How a ship safety policy could have a detrimental effect on road safety
6 August 2019
After reading a Telegraph article on the safety of truck drivers onboard ro-ro ferries, Nautilus member PAUL GAWNE points out a problem
It was with great disappointment that I read the article 'Nautilus backs MAIB warning to truck drivers' in the May edition of the Nautilus Telegraph.
The article described the situation where some truck drivers remain in the sleeping quarters of their trucks on the car decks of ferries during the crossing, in contravention of the ferry company’s safety policy.
Firstly, I would like to clearly state that I absolutely agree that truck drivers should not be allowed to remain in their trucks on the car deck while the ferry is at sea. However, is it really any wonder that some of them feel compelled to do so?
Truck drivers are subject to rules restricting the number of hours they can continuously drive and the total hours in a day they can drive and yet they are expected to deliver their cargo in the minimum possible time. This means that during the hours they are permitted to drive, they must drive, and when they reach their driving limit, they're tired and they need to get some sleep.
When a truck drives onto a ferry, it stops driving. This then is an enforced rest period, so the driver needs to get some sleep. This is where the problem starts.

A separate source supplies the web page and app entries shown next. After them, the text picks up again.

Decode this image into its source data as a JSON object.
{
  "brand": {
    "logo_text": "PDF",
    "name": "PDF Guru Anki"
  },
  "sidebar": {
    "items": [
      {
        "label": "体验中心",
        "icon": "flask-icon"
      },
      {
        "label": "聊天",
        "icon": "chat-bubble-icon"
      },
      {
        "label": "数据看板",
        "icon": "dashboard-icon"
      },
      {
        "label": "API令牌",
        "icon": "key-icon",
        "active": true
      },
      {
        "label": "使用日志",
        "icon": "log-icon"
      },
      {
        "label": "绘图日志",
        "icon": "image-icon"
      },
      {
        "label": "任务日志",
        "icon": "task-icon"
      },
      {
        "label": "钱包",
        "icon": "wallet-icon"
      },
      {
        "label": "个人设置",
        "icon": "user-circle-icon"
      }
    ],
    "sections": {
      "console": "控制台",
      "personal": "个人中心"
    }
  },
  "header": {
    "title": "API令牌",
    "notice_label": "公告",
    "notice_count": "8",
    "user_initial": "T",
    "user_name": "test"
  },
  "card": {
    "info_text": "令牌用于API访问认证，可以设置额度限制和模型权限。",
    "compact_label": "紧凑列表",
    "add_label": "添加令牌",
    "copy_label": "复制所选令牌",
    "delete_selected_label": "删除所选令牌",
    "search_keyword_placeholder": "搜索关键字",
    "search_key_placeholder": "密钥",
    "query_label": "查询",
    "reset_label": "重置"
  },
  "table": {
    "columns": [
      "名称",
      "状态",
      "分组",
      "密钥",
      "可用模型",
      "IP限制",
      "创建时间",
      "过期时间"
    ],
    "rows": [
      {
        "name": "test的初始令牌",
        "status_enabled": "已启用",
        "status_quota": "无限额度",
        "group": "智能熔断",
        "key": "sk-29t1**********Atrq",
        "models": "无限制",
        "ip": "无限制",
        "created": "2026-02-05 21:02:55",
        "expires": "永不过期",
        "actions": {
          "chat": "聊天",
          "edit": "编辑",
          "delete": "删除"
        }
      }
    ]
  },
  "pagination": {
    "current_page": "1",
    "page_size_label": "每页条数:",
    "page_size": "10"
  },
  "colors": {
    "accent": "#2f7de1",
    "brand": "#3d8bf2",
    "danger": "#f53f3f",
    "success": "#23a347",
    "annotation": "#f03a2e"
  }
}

The driver is not allowed to remain in his cab on the car deck and so can't sleep there and, on most modern ro-ro ferries, the passenger accommodation is limited to upright seating only, its noisy and full of distractions so there is nowhere for them to sleep on the ferry either.
The ferry then arrives at the destination and the driver must return to the truck and, because they have had a 'rest' they must drive, now fatigued as they have not been able to sleep. If they pull over to sleep, they risk missing their delivery target. If they keep driving, they risk falling asleep at the wheel and causing a terrible road accident.
When faced with the choice between the very real risk of driving when fatigued and/or facing financial or work penalty on the one hand or violating the ferry rules and catching up with some much-needed sleep on the other, it should come as no surprise that they choose the latter.
I am astonished that ferry companies can be so short-sighted and blinkered to suggest threatening the drivers with further enforcement when they are already stuck between a rock and a hard place and their behaviour is only a symptom of a wider problem that affects the whole supply chain.
Yes, ferry companies and the MAIB should work with the Road Haulage Association, but not to enforce an unworkable rule, rather to work towards a real and mutual solution to the root cause of driver fatigue. To just kick them off the car deck is to simply kick the problem, and the danger, quite literally, down the road.